- (with C. Timmins) Investigating the effects of mobility on language variation and change, Research Seminar, Department of Language and Linguistics, University of Essex, 4 November 2004.
- Complex consonants: interpreting phonological variation and change in Glaswegia’, Linguistics and Phonetics Seminar, University of Leeds, 16 March 2004.
- 'Talkin' Jockney': variation and change in Glaswegian, Linguistics Seminar, University of Aberdeen, 9 March 2004.
- Sabellian phonology, Cambridge Italic seminar, 18 February 2004.
- Changing consonants: insights from a contemporary spoken corpus, The Philological Society, University of Manchester, 21 November 2003.
- Bad language crosses the border: Accent change in Glaswegian, OED Forum, Oxford University Press, Oxford, 4 November 2003.
- Nae bovver: Accent change in Glaswegian, Linguistic Circle, University of Edinburgh, 30 October 2003.
- Nae bovver: What's happening to Glaswegian?, Linguistics Seminar (English Literature, Language and Linguistics), University of Newcastle, 19 February 2003.
- (with P. Probert), How far can we rely on Sanskrit? Comparison and phonetics, Graduate Seminar in Comparative Philology, University of Oxford, 14 November 2000.
- (with E. Lawson), A sociophonetic investigation of the ‘Scottish’ consonants (/x/ and /hw/) in the speech of Glaswegian schoolchildren, P-Workshop, University of Edinburgh, 2 March 1999.
- (with K. K. Dhesi), Variation and change in the realization of lexical tone in ‘British’ Panjabi, Linguistics Seminar, Department of Linguistics and Phonetics, University of Leeds, 25 November, 1998.
- (with D. Martin), Phonological processing and literacy development in Panjabi/English children, Linguistics Seminar, Department of Speech and Language, University of Newcastle, 21 November 1996.
- (with M. Cortina-Borja), A preliminary investigation of tone in British Panjabi, Linguistics Seminar, School of Oriental and African Studies, 29 October 1996.

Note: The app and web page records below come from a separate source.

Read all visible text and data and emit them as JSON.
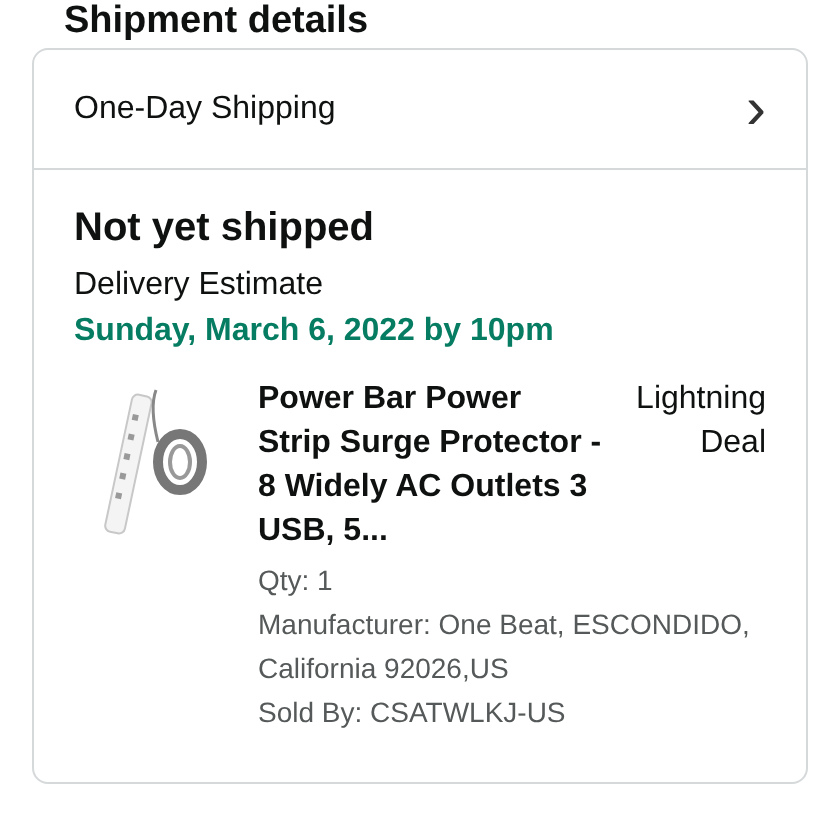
{
  "page_title": "Shipment details",
  "shipping_option": {
    "label": "One-Day Shipping",
    "chevron": "›"
  },
  "shipment": {
    "status": "Not yet shipped",
    "estimate_label": "Delivery Estimate",
    "estimate_date": "Sunday, March 6, 2022 by 10pm"
  },
  "item": {
    "title": "Power Bar Power Strip Surge Protector - 8 Widely AC Outlets 3 USB, 5...",
    "badge": "Lightning Deal",
    "details": [
      "Qty: 1",
      "Manufacturer: One Beat, ESCONDIDO, California 92026,US",
      "Sold By: CSATWLKJ-US"
    ]
  }
}
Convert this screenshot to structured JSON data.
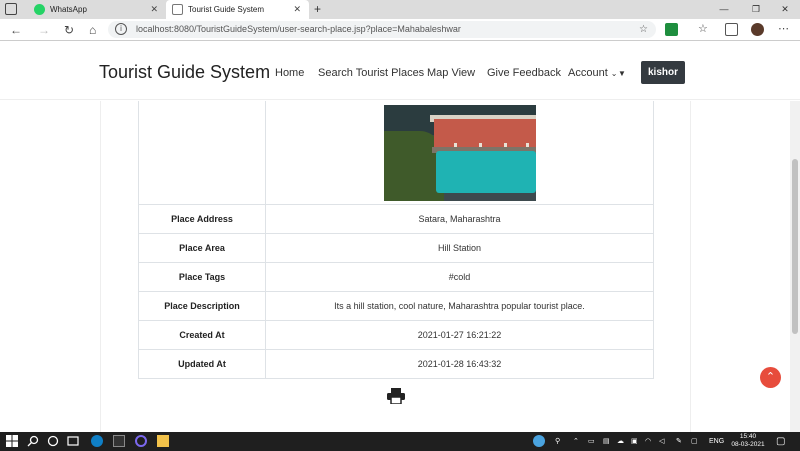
{
  "browser": {
    "tabs": [
      {
        "label": "WhatsApp"
      },
      {
        "label": "Tourist Guide System"
      }
    ],
    "new_tab": "+",
    "url": "localhost:8080/TouristGuideSystem/user-search-place.jsp?place=Mahabaleshwar"
  },
  "navbar": {
    "brand": "Tourist Guide System",
    "links": [
      {
        "label": "Home"
      },
      {
        "label": "Search Tourist Places"
      },
      {
        "label": "Map View"
      },
      {
        "label": "Give Feedback"
      },
      {
        "label": "Account"
      }
    ],
    "user": "kishor"
  },
  "details": {
    "rows": [
      {
        "key": "Place Address",
        "value": "Satara, Maharashtra"
      },
      {
        "key": "Place Area",
        "value": "Hill Station"
      },
      {
        "key": "Place Tags",
        "value": "#cold"
      },
      {
        "key": "Place Description",
        "value": "Its a hill station, cool nature, Maharashtra popular tourist place."
      },
      {
        "key": "Created At",
        "value": "2021-01-27 16:21:22"
      },
      {
        "key": "Updated At",
        "value": "2021-01-28 16:43:32"
      }
    ]
  },
  "taskbar": {
    "lang": "ENG",
    "time": "15:40",
    "date": "08-03-2021"
  },
  "colors": {
    "accent_dark": "#343a40",
    "scroll_top": "#e74c3c",
    "whatsapp": "#25d366"
  }
}
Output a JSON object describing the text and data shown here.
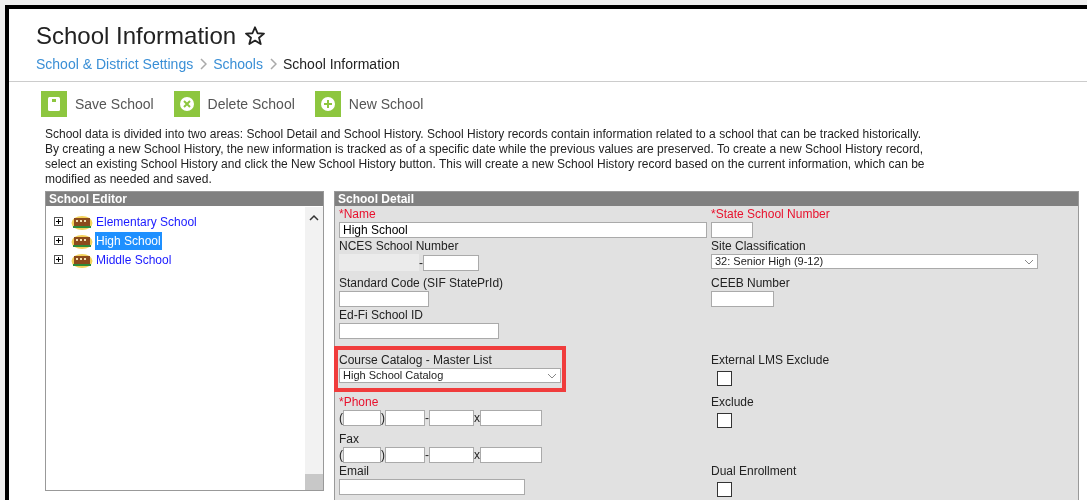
{
  "page": {
    "title": "School Information",
    "favorite": false
  },
  "breadcrumb": [
    {
      "label": "School & District Settings",
      "current": false
    },
    {
      "label": "Schools",
      "current": false
    },
    {
      "label": "School Information",
      "current": true
    }
  ],
  "toolbar": [
    {
      "kind": "save",
      "label": "Save School"
    },
    {
      "kind": "delete",
      "label": "Delete School"
    },
    {
      "kind": "new",
      "label": "New School"
    }
  ],
  "description": "School data is divided into two areas: School Detail and School History. School History records contain information related to a school that can be tracked historically. By creating a new School History, the new information is tracked as of a specific date while the previous values are preserved. To create a new School History record, select an existing School History and click the New School History button. This will create a new School History record based on the current information, which can be modified as needed and saved.",
  "school_editor": {
    "title": "School Editor",
    "items": [
      {
        "label": "Elementary School",
        "expanded": false,
        "selected": false
      },
      {
        "label": "High School",
        "expanded": false,
        "selected": true
      },
      {
        "label": "Middle School",
        "expanded": false,
        "selected": false
      }
    ]
  },
  "school_detail": {
    "title": "School Detail",
    "rows": [
      [
        {
          "kind": "text",
          "label": "*Name",
          "required": true,
          "value": "High School"
        },
        {
          "kind": "text",
          "label": "*State School Number",
          "required": true
        }
      ],
      [
        {
          "kind": "split",
          "label": "NCES School Number",
          "separator": "-"
        },
        {
          "kind": "select",
          "label": "Site Classification",
          "value": "32: Senior High (9-12)"
        }
      ],
      [
        {
          "kind": "text",
          "label": "Standard Code (SIF StatePrId)",
          "required": false
        },
        {
          "kind": "text",
          "label": "CEEB Number",
          "required": false
        }
      ],
      [
        {
          "kind": "text",
          "label": "Ed-Fi School ID",
          "required": false
        },
        null
      ],
      [
        {
          "kind": "select",
          "label": "Course Catalog - Master List",
          "value": "High School Catalog",
          "highlighted": true
        },
        {
          "kind": "checkbox",
          "label": "External LMS Exclude",
          "checked": false
        }
      ],
      [
        {
          "kind": "phone",
          "label": "*Phone",
          "required": true,
          "separators": [
            "(",
            ")",
            "-",
            "x"
          ]
        },
        {
          "kind": "checkbox",
          "label": "Exclude",
          "checked": false
        }
      ],
      [
        {
          "kind": "phone",
          "label": "Fax",
          "required": false,
          "separators": [
            "(",
            ")",
            "-",
            "x"
          ]
        },
        null
      ],
      [
        {
          "kind": "text",
          "label": "Email",
          "required": false
        },
        {
          "kind": "checkbox",
          "label": "Dual Enrollment",
          "checked": false
        }
      ]
    ]
  }
}
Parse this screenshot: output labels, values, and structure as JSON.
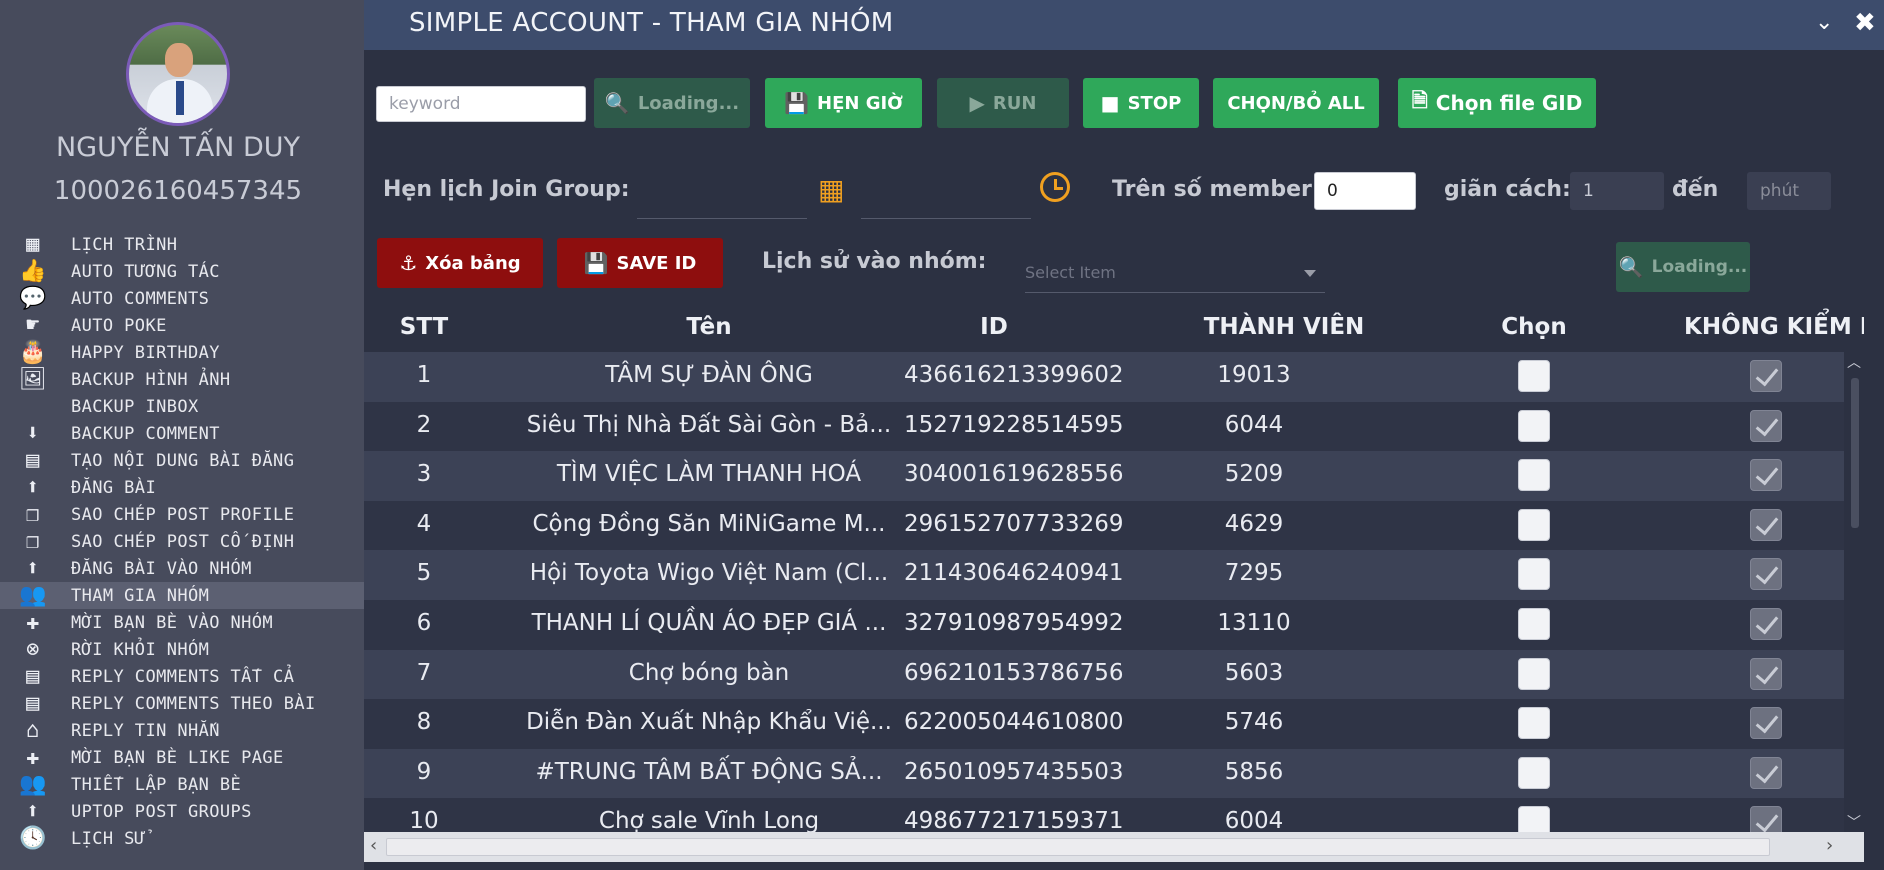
{
  "user": {
    "name": "NGUYỄN TẤN DUY",
    "id": "100026160457345"
  },
  "menu": [
    {
      "label": "LỊCH TRÌNH",
      "icon": "calendar-icon",
      "glyph": "▦"
    },
    {
      "label": "AUTO TƯƠNG TÁC",
      "icon": "thumbs-up-icon",
      "glyph": "👍"
    },
    {
      "label": "AUTO COMMENTS",
      "icon": "comment-icon",
      "glyph": "💬"
    },
    {
      "label": "AUTO POKE",
      "icon": "poke-hand-icon",
      "glyph": "☛"
    },
    {
      "label": "HAPPY BIRTHDAY",
      "icon": "birthday-cake-icon",
      "glyph": "🎂"
    },
    {
      "label": "BACKUP HÌNH ẢNH",
      "icon": "image-icon",
      "glyph": "🖼"
    },
    {
      "label": "BACKUP INBOX",
      "icon": "",
      "glyph": ""
    },
    {
      "label": "BACKUP COMMENT",
      "icon": "download-icon",
      "glyph": "⬇"
    },
    {
      "label": "TẠO NỘI DUNG BÀI ĐĂNG",
      "icon": "newspaper-icon",
      "glyph": "▤"
    },
    {
      "label": "ĐĂNG BÀI",
      "icon": "upload-icon",
      "glyph": "⬆"
    },
    {
      "label": "SAO CHÉP POST PROFILE",
      "icon": "copy-icon",
      "glyph": "❐"
    },
    {
      "label": "SAO CHÉP POST CỐ ĐỊNH",
      "icon": "copy-icon",
      "glyph": "❐"
    },
    {
      "label": "ĐĂNG BÀI VÀO NHÓM",
      "icon": "upload-icon",
      "glyph": "⬆"
    },
    {
      "label": "THAM GIA NHÓM",
      "icon": "group-icon",
      "glyph": "👥"
    },
    {
      "label": "MỜI BẠN BÈ VÀO NHÓM",
      "icon": "plus-icon",
      "glyph": "✚"
    },
    {
      "label": "RỜI KHỎI NHÓM",
      "icon": "remove-circle-icon",
      "glyph": "⊗"
    },
    {
      "label": "REPLY COMMENTS TẤT CẢ",
      "icon": "newspaper-icon",
      "glyph": "▤"
    },
    {
      "label": "REPLY COMMENTS THEO BÀI",
      "icon": "newspaper-icon",
      "glyph": "▤"
    },
    {
      "label": "REPLY TIN NHẮN",
      "icon": "inbox-icon",
      "glyph": "⌂"
    },
    {
      "label": "MỜI BẠN BÈ LIKE PAGE",
      "icon": "plus-icon",
      "glyph": "✚"
    },
    {
      "label": "THIẾT LẬP BẠN BÈ",
      "icon": "friends-icon",
      "glyph": "👥"
    },
    {
      "label": "UPTOP POST GROUPS",
      "icon": "arrow-up-circle-icon",
      "glyph": "⬆"
    },
    {
      "label": "LỊCH SỬ",
      "icon": "history-icon",
      "glyph": "🕓"
    }
  ],
  "window": {
    "title": "SIMPLE ACCOUNT - THAM GIA NHÓM"
  },
  "toolbar": {
    "keyword_placeholder": "keyword",
    "loading_label": "Loading...",
    "schedule_label": "HẸN GIỜ",
    "run_label": "RUN",
    "stop_label": "STOP",
    "select_all_label": "CHỌN/BỎ ALL",
    "choose_file_label": "Chọn file GID"
  },
  "schedule": {
    "label": "Hẹn lịch Join Group:",
    "member_label": "Trên số member:",
    "member_value": "0",
    "interval_label": "giãn cách:",
    "interval_value": "1",
    "to_label": "đến",
    "minutes_placeholder": "phút"
  },
  "actions": {
    "clear_label": "Xóa bảng",
    "save_label": "SAVE ID",
    "history_label": "Lịch sử vào nhóm:",
    "history_placeholder": "Select Item",
    "loading_label": "Loading..."
  },
  "table": {
    "headers": [
      "STT",
      "Tên",
      "ID",
      "THÀNH VIÊN",
      "Chọn",
      "KHÔNG KIỂM D"
    ],
    "rows": [
      {
        "stt": "1",
        "name": "TÂM SỰ ĐÀN ÔNG",
        "id": "436616213399602",
        "members": "19013",
        "selected": false,
        "no_check": true
      },
      {
        "stt": "2",
        "name": "Siêu Thị Nhà Đất Sài Gòn - Bả...",
        "id": "152719228514595",
        "members": "6044",
        "selected": false,
        "no_check": true
      },
      {
        "stt": "3",
        "name": "TÌM VIỆC LÀM THANH HOÁ",
        "id": "304001619628556",
        "members": "5209",
        "selected": false,
        "no_check": true
      },
      {
        "stt": "4",
        "name": "Cộng Đồng Săn MiNiGame M...",
        "id": "296152707733269",
        "members": "4629",
        "selected": false,
        "no_check": true
      },
      {
        "stt": "5",
        "name": "Hội Toyota Wigo Việt Nam (Cl...",
        "id": "211430646240941",
        "members": "7295",
        "selected": false,
        "no_check": true
      },
      {
        "stt": "6",
        "name": "THANH LÍ QUẦN ÁO ĐẸP GIÁ ...",
        "id": "327910987954992",
        "members": "13110",
        "selected": false,
        "no_check": true
      },
      {
        "stt": "7",
        "name": "Chợ bóng bàn",
        "id": "696210153786756",
        "members": "5603",
        "selected": false,
        "no_check": true
      },
      {
        "stt": "8",
        "name": "Diễn Đàn Xuất Nhập Khẩu Việ...",
        "id": "622005044610800",
        "members": "5746",
        "selected": false,
        "no_check": true
      },
      {
        "stt": "9",
        "name": "#TRUNG TÂM BẤT ĐỘNG SẢ...",
        "id": "265010957435503",
        "members": "5856",
        "selected": false,
        "no_check": true
      },
      {
        "stt": "10",
        "name": "Chợ sale Vĩnh Long",
        "id": "498677217159371",
        "members": "6004",
        "selected": false,
        "no_check": true
      }
    ]
  },
  "colors": {
    "sidebar": "#474b5c",
    "titlebar": "#3d4c6c",
    "green": "#2fa85a",
    "red": "#8e0e0e",
    "accent_orange": "#f0a020"
  }
}
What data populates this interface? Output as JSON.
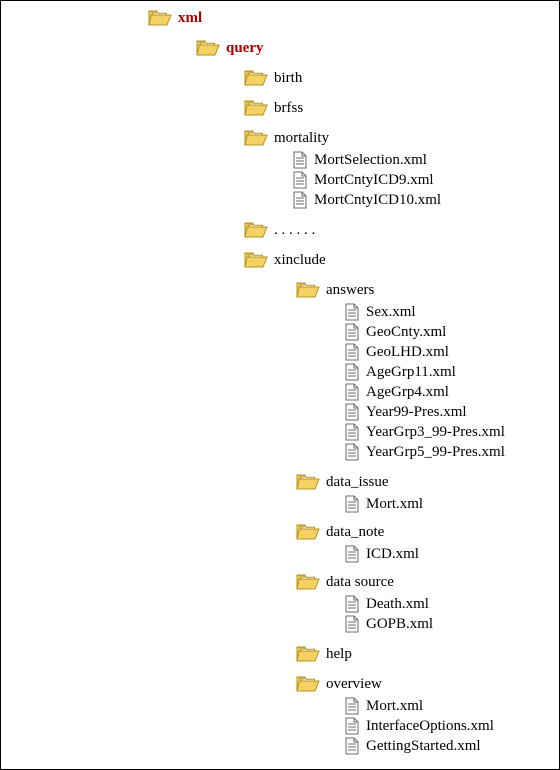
{
  "icons": {
    "folder_open_color": "#f3d163",
    "folder_outline": "#b4921d",
    "file_fill": "#ffffff",
    "file_outline": "#6b6b6b",
    "file_line": "#6b6b6b"
  },
  "tree": {
    "xml": {
      "label": "xml",
      "style": "bold-red"
    },
    "query": {
      "label": "query",
      "style": "bold-red"
    },
    "birth": {
      "label": "birth"
    },
    "brfss": {
      "label": "brfss"
    },
    "mortality": {
      "label": "mortality"
    },
    "mortality_files": [
      "MortSelection.xml",
      "MortCntyICD9.xml",
      "MortCntyICD10.xml"
    ],
    "ellipsis": {
      "label": ". . . . . ."
    },
    "xinclude": {
      "label": "xinclude"
    },
    "answers": {
      "label": "answers"
    },
    "answers_files": [
      "Sex.xml",
      "GeoCnty.xml",
      "GeoLHD.xml",
      "AgeGrp11.xml",
      "AgeGrp4.xml",
      "Year99-Pres.xml",
      "YearGrp3_99-Pres.xml",
      "YearGrp5_99-Pres.xml"
    ],
    "data_issue": {
      "label": "data_issue"
    },
    "data_issue_files": [
      "Mort.xml"
    ],
    "data_note": {
      "label": "data_note"
    },
    "data_note_files": [
      "ICD.xml"
    ],
    "data_source": {
      "label": "data source"
    },
    "data_source_files": [
      "Death.xml",
      "GOPB.xml"
    ],
    "help": {
      "label": "help"
    },
    "overview": {
      "label": "overview"
    },
    "overview_files": [
      "Mort.xml",
      "InterfaceOptions.xml",
      "GettingStarted.xml"
    ]
  }
}
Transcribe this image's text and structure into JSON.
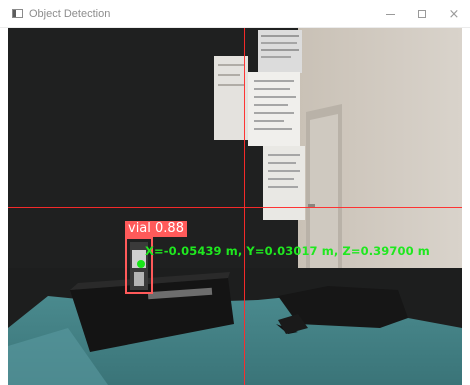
{
  "window": {
    "title": "Object Detection",
    "minimize_icon": "minimize-icon",
    "maximize_icon": "maximize-icon",
    "close_glyph": "×"
  },
  "detection": {
    "class_label": "vial",
    "confidence": "0.88",
    "coordinates_text": "X=-0.05439 m, Y=0.03017 m, Z=0.39700 m",
    "box_color": "#ff5a5a",
    "center_color": "#19e619",
    "text_color": "#1fe81f"
  },
  "crosshair": {
    "color": "#ff2b2b"
  }
}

- Phonetics and the evaluation of reconstructed sound change, General Linguistics Seminar, Department of Linguistics, University of York, 25 January 1996.